[Items from an interface collection]
=== Begin Enclosure ===
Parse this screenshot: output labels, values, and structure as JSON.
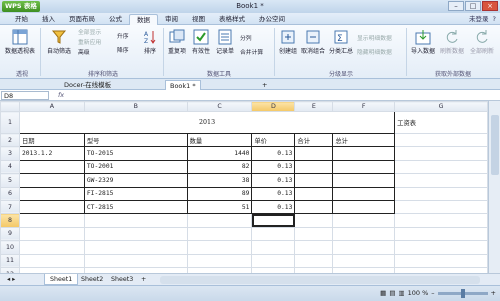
{
  "titlebar": {
    "app_name": "WPS 表格",
    "doc_title": "Book1 *"
  },
  "menu": {
    "tabs": [
      "开始",
      "插入",
      "页面布局",
      "公式",
      "数据",
      "审阅",
      "视图",
      "表格样式",
      "办公空间"
    ],
    "active": "数据",
    "user": "未登录"
  },
  "ribbon": {
    "pivot": "数据透视表",
    "autofilter": "自动筛选",
    "filter_all": "全部显示",
    "reapply": "重新应用",
    "advanced": "高级",
    "sort_asc": "升序",
    "sort_desc": "降序",
    "sort": "排序",
    "duplicates": "重复项",
    "validity": "有效性",
    "recordlist": "记录单",
    "split": "分列",
    "consolidate": "合并计算",
    "create_group": "创建组",
    "ungroup": "取消组合",
    "subtotal": "分类汇总",
    "show_detail": "显示明细数据",
    "hide_detail": "隐藏明细数据",
    "import": "导入数据",
    "refresh": "刷新数据",
    "refresh_all": "全部刷新",
    "groups": [
      "透视",
      "排序和筛选",
      "数据工具",
      "分级显示",
      "获取外部数据"
    ]
  },
  "doctabs": [
    "Docer-在线模板",
    "Book1 *"
  ],
  "formula": {
    "namebox": "D8",
    "fx": "fx"
  },
  "sheet": {
    "columns": [
      "A",
      "B",
      "C",
      "D",
      "E",
      "F",
      "G"
    ],
    "rows": [
      "1",
      "2",
      "3",
      "4",
      "5",
      "6",
      "7",
      "8",
      "9",
      "10",
      "11",
      "12",
      "13"
    ],
    "title": "2013",
    "side_label": "工资表",
    "headers": [
      "日期",
      "型号",
      "数量",
      "单价",
      "合计",
      "总计"
    ],
    "data": [
      [
        "2013.1.2",
        "TO-2015",
        "1440",
        "0.13"
      ],
      [
        "",
        "TO-2001",
        "82",
        "0.13"
      ],
      [
        "",
        "GW-2329",
        "38",
        "0.13"
      ],
      [
        "",
        "FI-2815",
        "89",
        "0.13"
      ],
      [
        "",
        "CT-2815",
        "51",
        "0.13"
      ]
    ]
  },
  "sheettabs": [
    "Sheet1",
    "Sheet2",
    "Sheet3"
  ],
  "status": {
    "zoom": "100 %"
  }
}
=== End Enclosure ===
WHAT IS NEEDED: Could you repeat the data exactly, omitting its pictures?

PROBLEM SOLUTION:
Parse this screenshot: output labels, values, and structure as JSON.
{
  "titlebar": {
    "app_name": "WPS 表格",
    "doc_title": "Book1 *"
  },
  "menu": {
    "tabs": [
      "开始",
      "插入",
      "页面布局",
      "公式",
      "数据",
      "审阅",
      "视图",
      "表格样式",
      "办公空间"
    ],
    "active": "数据",
    "user": "未登录"
  },
  "ribbon": {
    "pivot": "数据透视表",
    "autofilter": "自动筛选",
    "filter_all": "全部显示",
    "reapply": "重新应用",
    "advanced": "高级",
    "sort_asc": "升序",
    "sort_desc": "降序",
    "sort": "排序",
    "duplicates": "重复项",
    "validity": "有效性",
    "recordlist": "记录单",
    "split": "分列",
    "consolidate": "合并计算",
    "create_group": "创建组",
    "ungroup": "取消组合",
    "subtotal": "分类汇总",
    "show_detail": "显示明细数据",
    "hide_detail": "隐藏明细数据",
    "import": "导入数据",
    "refresh": "刷新数据",
    "refresh_all": "全部刷新",
    "groups": [
      "透视",
      "排序和筛选",
      "数据工具",
      "分级显示",
      "获取外部数据"
    ]
  },
  "doctabs": [
    "Docer-在线模板",
    "Book1 *"
  ],
  "formula": {
    "namebox": "D8",
    "fx": "fx"
  },
  "sheet": {
    "columns": [
      "A",
      "B",
      "C",
      "D",
      "E",
      "F",
      "G"
    ],
    "rows": [
      "1",
      "2",
      "3",
      "4",
      "5",
      "6",
      "7",
      "8",
      "9",
      "10",
      "11",
      "12",
      "13"
    ],
    "title": "2013",
    "side_label": "工资表",
    "headers": [
      "日期",
      "型号",
      "数量",
      "单价",
      "合计",
      "总计"
    ],
    "data": [
      [
        "2013.1.2",
        "TO-2015",
        "1440",
        "0.13"
      ],
      [
        "",
        "TO-2001",
        "82",
        "0.13"
      ],
      [
        "",
        "GW-2329",
        "38",
        "0.13"
      ],
      [
        "",
        "FI-2815",
        "89",
        "0.13"
      ],
      [
        "",
        "CT-2815",
        "51",
        "0.13"
      ]
    ]
  },
  "sheettabs": [
    "Sheet1",
    "Sheet2",
    "Sheet3"
  ],
  "status": {
    "zoom": "100 %"
  }
}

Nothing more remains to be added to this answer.